|Bear burgers - 'horrible', superior|
or morally indifferent to beef?
In my humble opinion, the ethics of eating animals is bifurcated insofar as you think it is either indefensible to kill and eat any animal, or you believe that it is in fact morally acceptable to eat meat. If you are an adherent to the former, then any accusation towards hunting as ‘wrong’ or cruel has some philosophical foundation. Of course it is not automatically granted immunity from debate under these conditions. However someone who does not eat meat or use products from dead animals, by virtue of this view, has a certain degree of absolution from the immediate cause of death of food animals (even this though is specious, as most food production results in significant numbers of animal deaths).

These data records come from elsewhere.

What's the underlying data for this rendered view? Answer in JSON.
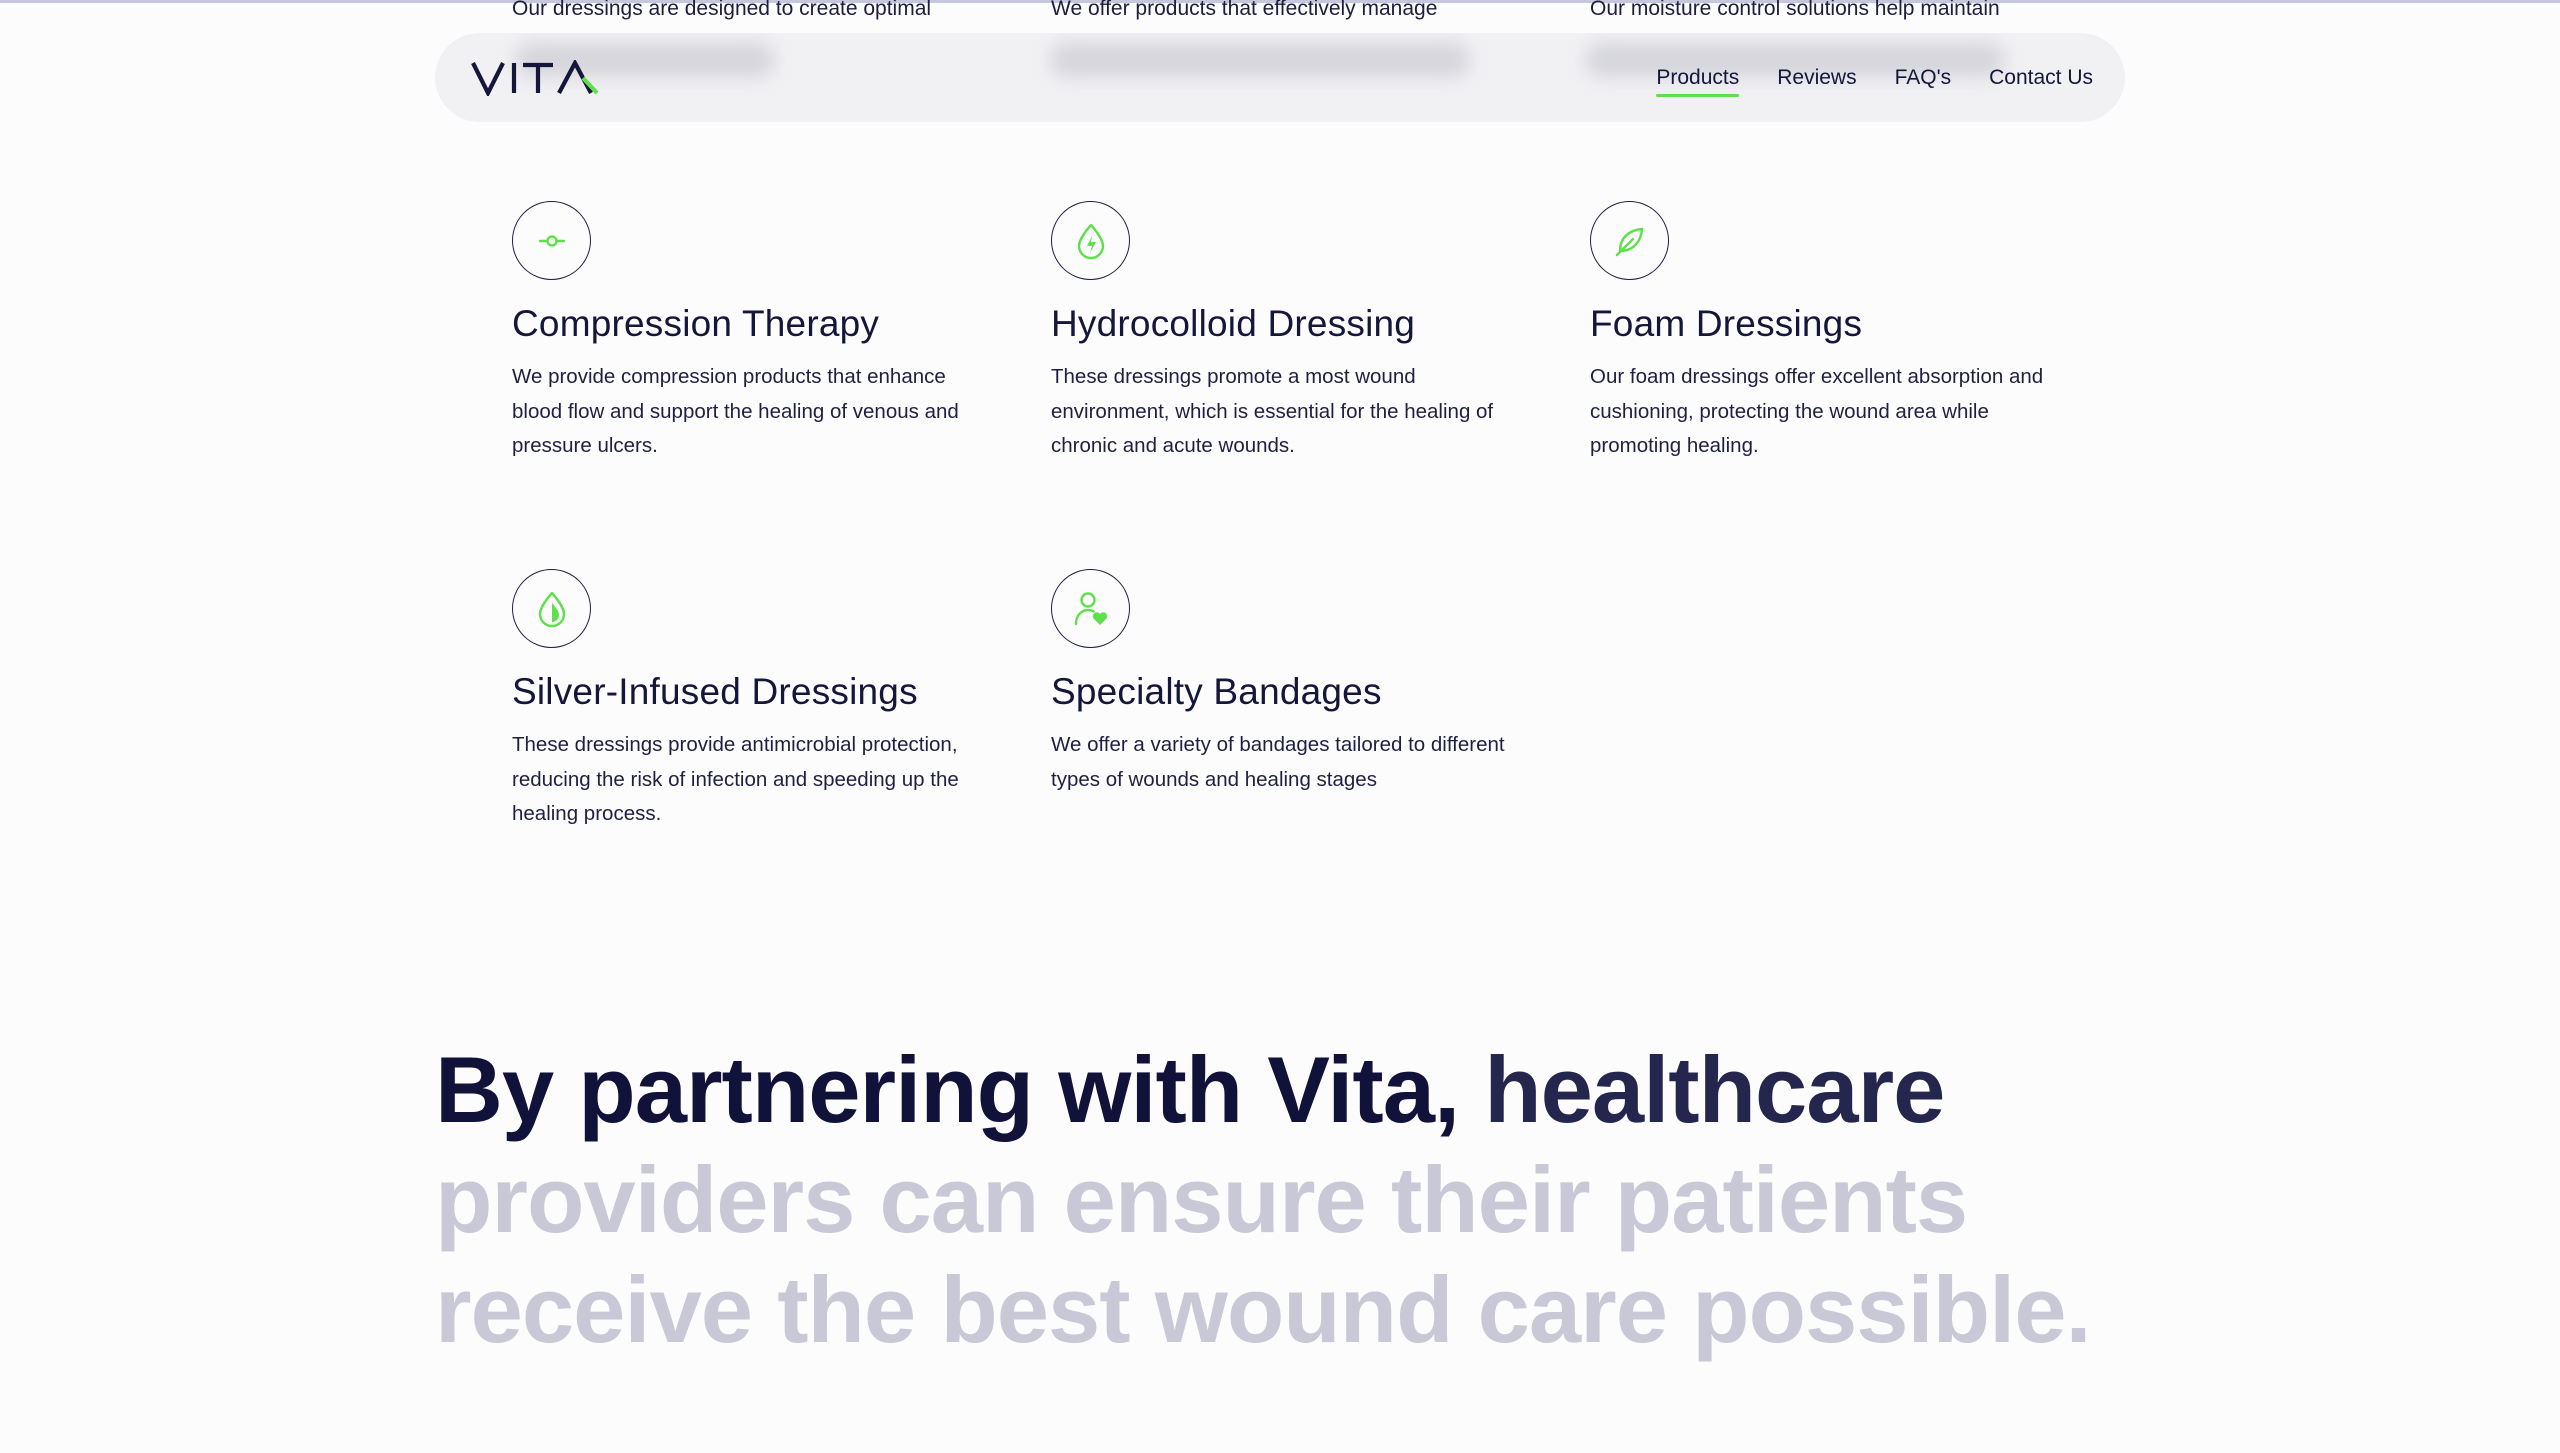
{
  "partial_row": {
    "col1": "Our dressings are designed to create optimal",
    "col2": "We offer products that effectively manage",
    "col3": "Our moisture control solutions help maintain"
  },
  "nav": {
    "logo_text": "VITA",
    "links": [
      {
        "label": "Products",
        "active": true
      },
      {
        "label": "Reviews"
      },
      {
        "label": "FAQ's"
      },
      {
        "label": "Contact Us"
      }
    ]
  },
  "features": [
    {
      "icon": "compression-icon",
      "title": "Compression Therapy",
      "description": "We provide compression products that enhance blood flow and support the healing of venous and pressure ulcers."
    },
    {
      "icon": "drop-bolt-icon",
      "title": "Hydrocolloid Dressing",
      "description": "These dressings promote a most wound environment, which is essential for the healing of chronic and acute wounds."
    },
    {
      "icon": "leaf-icon",
      "title": "Foam Dressings",
      "description": "Our foam dressings offer excellent absorption and cushioning, protecting the wound area while promoting healing."
    },
    {
      "icon": "half-drop-icon",
      "title": "Silver-Infused Dressings",
      "description": "These dressings provide antimicrobial protection, reducing the risk of infection and speeding up the healing process."
    },
    {
      "icon": "person-heart-icon",
      "title": "Specialty Bandages",
      "description": "We offer a variety of bandages tailored to different types of wounds and healing stages"
    }
  ],
  "statement": {
    "part_dark": "By partnering with Vita,",
    "part_mid": "healthcare",
    "part_light": "providers can ensure their patients receive the best wound care possible."
  },
  "colors": {
    "accent": "#5ee04a",
    "navy": "#14163a",
    "muted": "#c9c8d6"
  }
}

The aforementioned illogic exists in that under the aegis of a moral and often spurious environmental superiority, certain meat eaters will lambaste hunting as being unacceptable or intolerable because hunters aim to kill an animal (and should attempt this act with the utmost consideration for a humane and honourable death). My disbelief is how can someone with a demonstrable and very clear support for one form of killing can be so opposed to another form when the outcome is equal – the death and consumption of an animal? Making a conscious decision to support the rearing, handling and slaughter of a farm animal cannot conceivably be deemed more acceptable or less cruel than the shooting of a wild ungulate. In fact the converse makes for a more reasoned rationale. I am not snobbishly arguing that eating a factory-farmed pig is immoral (although I feel compelled to), that would be hypocritical as I eat them too; nor do I expect the meat-eating anti-hunter to take a weapon afield. This debate is about the apparent ‘wrongness’ of hunting, not about personal choice to hunt/kill or not. I will however claim that most livestock live and die far worse-off than most hunted game, the latter enjoying a no-doubt greater natural welfare. Ethically raised and slaughtered livestock would be an exception to the norm but they account for what, less than 5% of most animals raised and eaten in the west?
Interestingly, the apparent increase in hunting amongst ‘locavores’ and those concerned about where their meat comes from perhaps stands in testament to the shift of opinions amongst a particular segment of meat-eaters. However it does strike me as unlikely that this demographic was previously opposed to hunting. Alyssa B. Johnson captures this sentiment in ‘What’s the Harm in Hunting?’ (YES! magazine Spring 2011), writing that “When we don’t take part in the lives (and deaths) of the animals we eat, when we pass responsibility from consumer to farmer to CEO to stockholder, animals are disrespected, as evidenced by the horrific conditions in concentrated animal feeding operations”.
The strident accusations against hunting from people loading their fork with meatloaf really do stir my utter incredulity. I just cannot fathom how someone can find fault with hunting a wild animal, while encouraging the deaths of those on farms? It seems that they often find fault with a perceived or mislabelled ‘cruelty’- shooting a Moose is ‘terrible’ but fattening a steer in a feedlot before sending it down a chute to have a bolt shot into its head (sometimes incorrectly), is the acceptable order of things? Is this not solipsistic ethics? Constructing one’s relationship with animals in a manner that comforts your own conscience, despite the evidence? The complainants obviously believe that it is alright to kill and eat animals and I cannot see how they could argue to the contrary. They also tend to readily accept hunted products like jerky or sausage, with alacrity. It is just that certain animals are deemed untouchable, for reasons that are wholly unclear (and I am not comparing rare or endangered species here).
Then again, perhaps they think the Emperor really is wearing his new clothes?
© Brian Joubert